SIX months after his death, a promise to name a street in San Fernando after the "king of dance" Torrance Mohammed has been fulfilled.
The entrance leading to the Naparima Bowl – one of the homes of culture in San Fernando and a place where Mohammed spent his 70 of his 90 years on the stage – was named Torrance Mohammed Street on Friday.
The unveiling was done by two moko jumbies from the Kaisoca Moko Jumbies led by Junior Bisnath, and witnessed by city mayor Junia Regrello and members of the city corporation (SFCC); former culture minister Joan Yuille-Williams; co-founder of the Torrance Mohammed Culture and Arts Foundation Derron Attz; and calypsonian Joanne Foster .
At the unveiling, Attz recalled the idea for the street naming was birthed in March when he, actors Rhoma and Penelope Spencer, and Godfrey Martin of the United Kingdom, felt this southern cultural icon deserved more recognition in the city in which he lived and also served as a councillor.
“We felt that this particular street, connecting to the Naparima Bowl, where he produced and rehearsed most of his plays in the early days, was a fitting tribute.”
The SFCC approved the change before Mohammed was attacked and killed in May, and he was elated by the gesture, Attz recalled.
He said the unveiling was planned for around October 4, when Mohammed would have celebrated his 91st birthday, but it was deferred to the 33rd anniversary of City Week.
“We are happy this has taken place, for history to recognise his contribution, not just in San Fernando, but by extension, the creative community and Trinidad and Tobago as a whole."
Yuille-Williams, who was a member of Mohammed’s drama group, spoke of their long relationship.
“Anything cultural in San Fernando, the name Torrance Mohammed was always recorded.

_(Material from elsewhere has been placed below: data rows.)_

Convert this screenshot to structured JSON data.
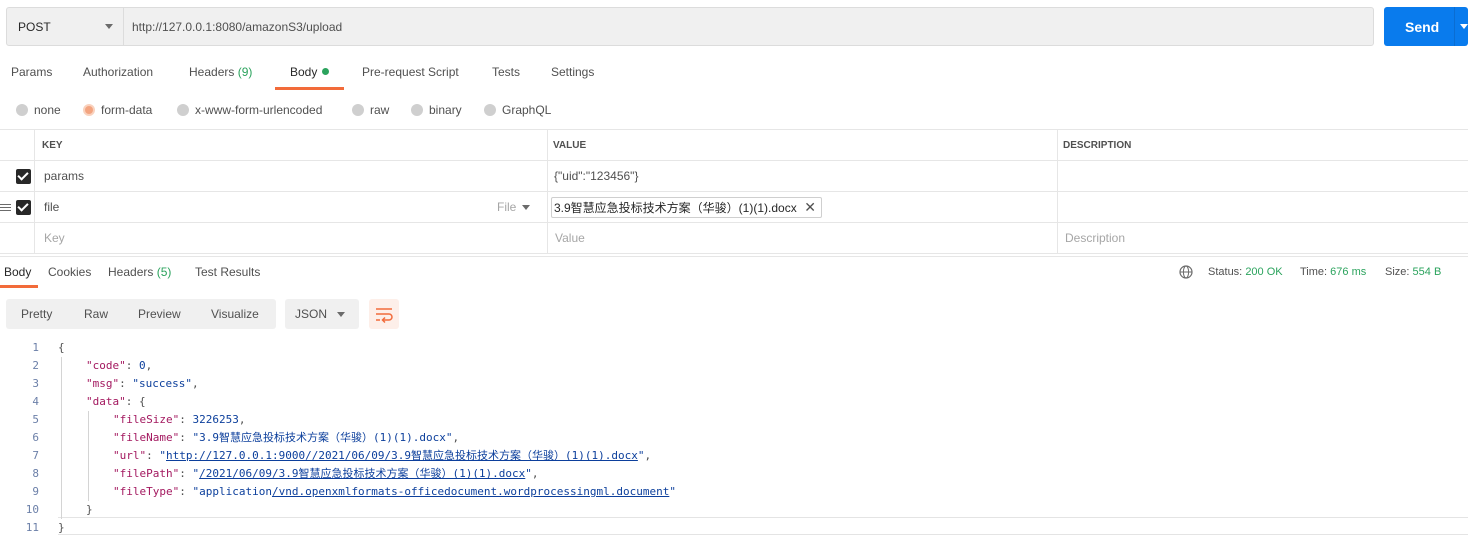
{
  "request": {
    "method": "POST",
    "url": "http://127.0.0.1:8080/amazonS3/upload",
    "send_label": "Send"
  },
  "request_tabs": {
    "params": "Params",
    "authorization": "Authorization",
    "headers": "Headers",
    "headers_count": "(9)",
    "body": "Body",
    "prerequest": "Pre-request Script",
    "tests": "Tests",
    "settings": "Settings"
  },
  "body_types": {
    "none": "none",
    "form_data": "form-data",
    "urlencoded": "x-www-form-urlencoded",
    "raw": "raw",
    "binary": "binary",
    "graphql": "GraphQL",
    "selected": "form-data"
  },
  "params_table": {
    "headers": {
      "key": "KEY",
      "value": "VALUE",
      "description": "DESCRIPTION"
    },
    "rows": [
      {
        "key": "params",
        "value": "{\"uid\":\"123456\"}",
        "checked": true
      },
      {
        "key": "file",
        "type": "File",
        "file_name": "3.9智慧应急投标技术方案（华骏）(1)(1).docx",
        "checked": true
      }
    ],
    "placeholders": {
      "key": "Key",
      "value": "Value",
      "description": "Description"
    }
  },
  "response": {
    "tabs": {
      "body": "Body",
      "cookies": "Cookies",
      "headers": "Headers",
      "headers_count": "(5)",
      "test_results": "Test Results"
    },
    "status_label": "Status:",
    "status_value": "200 OK",
    "time_label": "Time:",
    "time_value": "676 ms",
    "size_label": "Size:",
    "size_value": "554 B",
    "format_buttons": {
      "pretty": "Pretty",
      "raw": "Raw",
      "preview": "Preview",
      "visualize": "Visualize"
    },
    "format": "JSON"
  },
  "code_lines": {
    "l1": "{",
    "l2k": "\"code\"",
    "l2v": "0",
    "l3k": "\"msg\"",
    "l3v": "\"success\"",
    "l4k": "\"data\"",
    "l5k": "\"fileSize\"",
    "l5v": "3226253",
    "l6k": "\"fileName\"",
    "l6v": "\"3.9智慧应急投标技术方案（华骏）(1)(1).docx\"",
    "l7k": "\"url\"",
    "l7q": "\"",
    "l7v": "http://127.0.0.1:9000//2021/06/09/3.9智慧应急投标技术方案（华骏）(1)(1).docx",
    "l7e": "\"",
    "l8k": "\"filePath\"",
    "l8q": "\"",
    "l8v": "/2021/06/09/3.9智慧应急投标技术方案（华骏）(1)(1).docx",
    "l8e": "\"",
    "l9k": "\"fileType\"",
    "l9q": "\"application",
    "l9v": "/vnd.openxmlformats-officedocument.wordprocessingml.document",
    "l9e": "\"",
    "l10": "}",
    "l11": "}"
  },
  "colors": {
    "accent": "#f26b3a",
    "send": "#097bed",
    "success": "#2ba35d",
    "json_key": "#a3185f",
    "json_value": "#0c3f9c"
  }
}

The life that he lived and work he did is something that our young people need to know and follow.
“This is a historic day and I am happy to be part of the history. I know wherever Torrance is, he would appreciate what we are doing here today.”

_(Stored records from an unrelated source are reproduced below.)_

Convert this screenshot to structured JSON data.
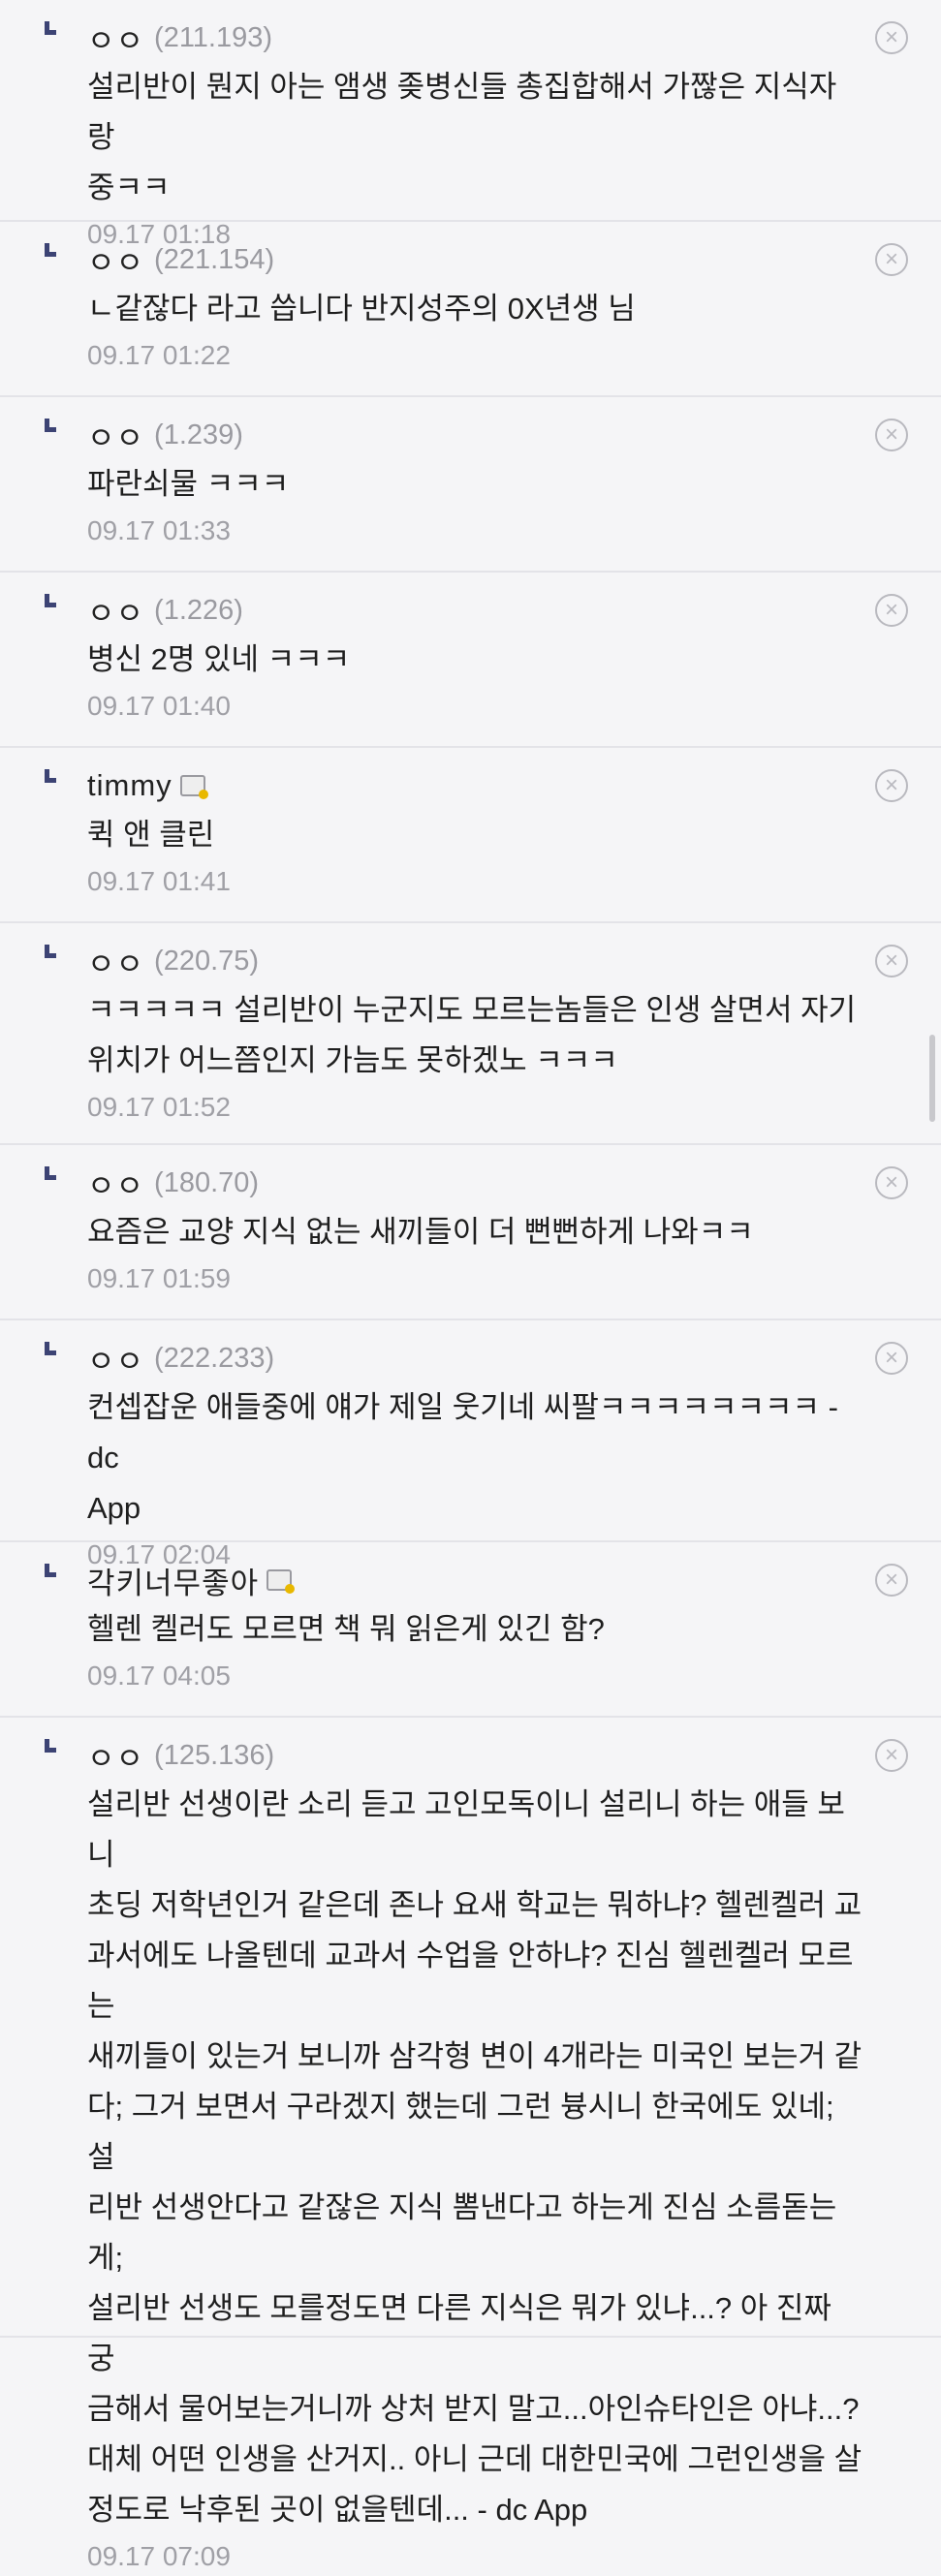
{
  "comments": [
    {
      "nick": "ㅇㅇ",
      "ip": "(211.193)",
      "text": "설리반이 뭔지 아는 앰생 좆병신들 총집합해서 가짢은 지식자랑\n중ㅋㅋ",
      "date": "09.17 01:18"
    },
    {
      "nick": "ㅇㅇ",
      "ip": "(221.154)",
      "text": "ㄴ같잖다 라고 씁니다 반지성주의 0X년생 님",
      "date": "09.17 01:22"
    },
    {
      "nick": "ㅇㅇ",
      "ip": "(1.239)",
      "text": "파란쇠물 ㅋㅋㅋ",
      "date": "09.17 01:33"
    },
    {
      "nick": "ㅇㅇ",
      "ip": "(1.226)",
      "text": "병신 2명 있네 ㅋㅋㅋ",
      "date": "09.17 01:40"
    },
    {
      "nick": "timmy",
      "ip": "",
      "text": "퀵 앤 클린",
      "date": "09.17 01:41",
      "gallog": true
    },
    {
      "nick": "ㅇㅇ",
      "ip": "(220.75)",
      "text": "ㅋㅋㅋㅋㅋ 설리반이 누군지도 모르는놈들은 인생 살면서 자기\n위치가 어느쯤인지 가늠도 못하겠노 ㅋㅋㅋ",
      "date": "09.17 01:52"
    },
    {
      "nick": "ㅇㅇ",
      "ip": "(180.70)",
      "text": "요즘은 교양 지식 없는 새끼들이 더 뻔뻔하게 나와ㅋㅋ",
      "date": "09.17 01:59"
    },
    {
      "nick": "ㅇㅇ",
      "ip": "(222.233)",
      "text": "컨셉잡운 애들중에 얘가 제일 웃기네 씨팔ㅋㅋㅋㅋㅋㅋㅋㅋ - dc\nApp",
      "date": "09.17 02:04"
    },
    {
      "nick": "각키너무좋아",
      "ip": "",
      "text": "헬렌 켈러도 모르면 책 뭐 읽은게 있긴 함?",
      "date": "09.17 04:05",
      "gallog": true
    },
    {
      "nick": "ㅇㅇ",
      "ip": "(125.136)",
      "text": "설리반 선생이란 소리 듣고 고인모독이니 설리니 하는 애들 보니\n초딩 저학년인거 같은데 존나 요새 학교는 뭐하냐? 헬렌켈러 교\n과서에도 나올텐데 교과서 수업을 안하냐? 진심 헬렌켈러 모르는\n새끼들이 있는거 보니까 삼각형 변이 4개라는 미국인 보는거 같\n다; 그거 보면서 구라겠지 했는데 그런 븅시니 한국에도 있네; 설\n리반 선생안다고 같잖은 지식 뽐낸다고 하는게 진심 소름돋는게;\n설리반 선생도 모를정도면 다른 지식은 뭐가 있냐...? 아 진짜 궁\n금해서 물어보는거니까 상처 받지 말고...아인슈타인은 아냐...?\n대체 어떤 인생을 산거지.. 아니 근데 대한민국에 그런인생을 살\n정도로 낙후된 곳이 없을텐데... - dc App",
      "date": "09.17 07:09"
    }
  ]
}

Regrello endorsed the historical significance of the event. Last year when the city celebrated its 32nd anniversary, thecouncil declared 2020-2021 the Year of the Arts.
“During that year we developed our perspective on how we would really commend those who contributed. We looked around the city and saw most of the streets were named after former governors, mayors and other distinguished politicians.

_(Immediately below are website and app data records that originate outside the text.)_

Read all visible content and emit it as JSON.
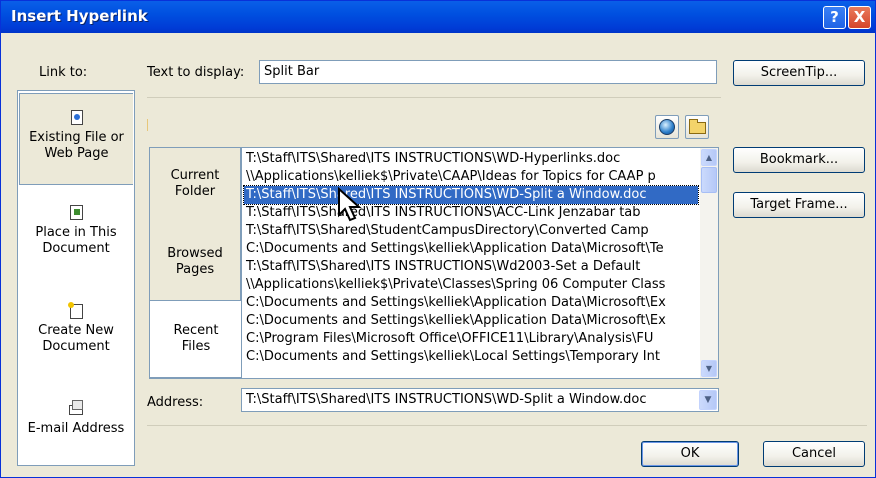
{
  "window": {
    "title": "Insert Hyperlink"
  },
  "titlebar": {
    "help_label": "?",
    "close_label": "X"
  },
  "link_to": {
    "label": "Link to:",
    "items": [
      {
        "line1": "Existing File or",
        "line2": "Web Page",
        "selected": true
      },
      {
        "line1": "Place in This",
        "line2": "Document"
      },
      {
        "line1": "Create New",
        "line2": "Document"
      },
      {
        "line1": "E-mail Address",
        "line2": ""
      }
    ]
  },
  "text_to_display": {
    "label": "Text to display:",
    "value": "Split Bar"
  },
  "buttons": {
    "screentip": "ScreenTip...",
    "bookmark": "Bookmark...",
    "target_frame": "Target Frame...",
    "ok": "OK",
    "cancel": "Cancel"
  },
  "sources": [
    {
      "line1": "Current",
      "line2": "Folder"
    },
    {
      "line1": "Browsed",
      "line2": "Pages"
    },
    {
      "line1": "Recent",
      "line2": "Files",
      "selected": true
    }
  ],
  "recent_files": [
    "T:\\Staff\\ITS\\Shared\\ITS INSTRUCTIONS\\WD-Hyperlinks.doc",
    "\\\\Applications\\kelliek$\\Private\\CAAP\\Ideas for Topics for CAAP p",
    "T:\\Staff\\ITS\\Shared\\ITS INSTRUCTIONS\\WD-Split a Window.doc",
    "T:\\Staff\\ITS\\Shared\\ITS INSTRUCTIONS\\ACC-Link Jenzabar tab",
    "T:\\Staff\\ITS\\Shared\\StudentCampusDirectory\\Converted Camp",
    "C:\\Documents and Settings\\kelliek\\Application Data\\Microsoft\\Te",
    "T:\\Staff\\ITS\\Shared\\ITS INSTRUCTIONS\\Wd2003-Set a Default",
    "\\\\Applications\\kelliek$\\Private\\Classes\\Spring 06 Computer Class",
    "C:\\Documents and Settings\\kelliek\\Application Data\\Microsoft\\Ex",
    "C:\\Documents and Settings\\kelliek\\Application Data\\Microsoft\\Ex",
    "C:\\Program Files\\Microsoft Office\\OFFICE11\\Library\\Analysis\\FU",
    "C:\\Documents and Settings\\kelliek\\Local Settings\\Temporary Int"
  ],
  "address": {
    "label": "Address:",
    "value": "T:\\Staff\\ITS\\Shared\\ITS INSTRUCTIONS\\WD-Split a Window.doc"
  },
  "icons": {
    "browse_web": "globe-icon",
    "browse_file": "open-folder-icon"
  },
  "colors": {
    "titlebar": "#0050E0",
    "selection": "#316AC5",
    "dialog_bg": "#ECE9D8"
  }
}
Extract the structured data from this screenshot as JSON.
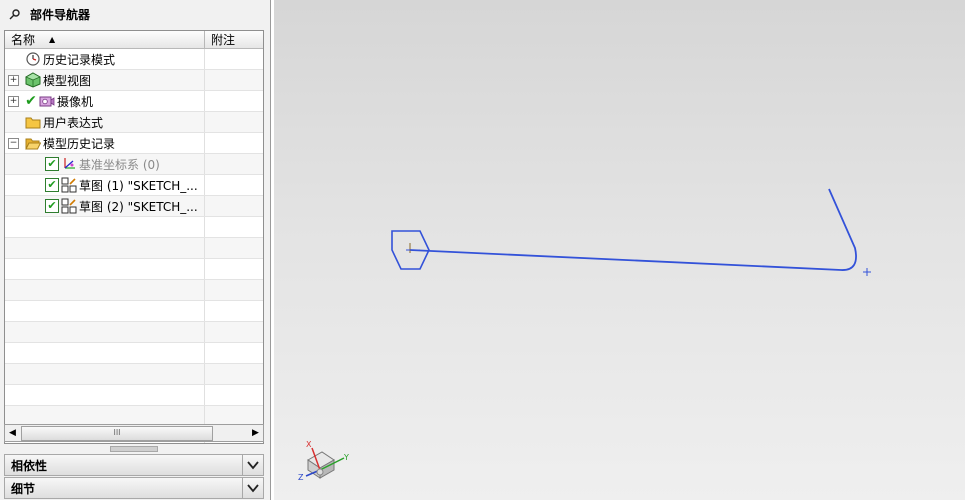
{
  "navigator": {
    "title": "部件导航器",
    "columns": {
      "name": "名称",
      "note": "附注"
    },
    "nodes": [
      {
        "label": "历史记录模式",
        "icon": "clock-icon"
      },
      {
        "label": "模型视图",
        "icon": "model-views-icon",
        "expander": "+"
      },
      {
        "label": "摄像机",
        "icon": "camera-icon",
        "expander": "+"
      },
      {
        "label": "用户表达式",
        "icon": "folder-icon"
      },
      {
        "label": "模型历史记录",
        "icon": "open-folder-icon",
        "expander": "−"
      },
      {
        "label": "基准坐标系 (0)",
        "icon": "datum-csys-icon",
        "checked": true
      },
      {
        "label": "草图 (1) \"SKETCH_...",
        "icon": "sketch-icon",
        "checked": true
      },
      {
        "label": "草图 (2) \"SKETCH_...",
        "icon": "sketch-icon",
        "checked": true
      }
    ],
    "scrollbar": {
      "thumb_grip": "III"
    }
  },
  "sections": {
    "dependencies": "相依性",
    "details": "细节"
  },
  "triad": {
    "x": "X",
    "y": "Y",
    "z": "Z"
  },
  "colors": {
    "curve": "#3352d9",
    "check": "#1e9c1e",
    "triad_x": "#d83030",
    "triad_y": "#2aa12a",
    "triad_z": "#2b47c9"
  }
}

Unlike other cities which are pulling down statues and street signs commemorating those who committed atrocities against other people, Regrello said the intention is not to change history but to recognise those who made meaningful contribution and shaped the landscape of TT.
“We are of the view that the city was shaped by other people as well, particularly people in the arts, and we should pay recognition to those who contributed.
“Torrance contributed over 70 years of his life to the arts and we must be appreciative and cognitive of his contribution.”
He said it was against this background the council decided to name streets that were without names after cultural icons such as Ken "Professor" Philmore, Bobby Mohamed, Steve Achibar, Leroy "Black Stalin" Calliste and Dr Rupert Indar, the latter of whom revolutionised health care in San Fernando.
”This is a proud moment for all of us as we name this space and this street, the Torrance Mohammed Street. Torrance would have left his home many times and would have turned into this street by remote control, because he has known it all his life.”
On Sunday, at the Naparima Bowl. the Torrance Mohammed Culture and Arts Foundation will host a benefit concert that he was working on before his death, Part proceeds from this concert will go towards a scholarship fund for deserving young artistes.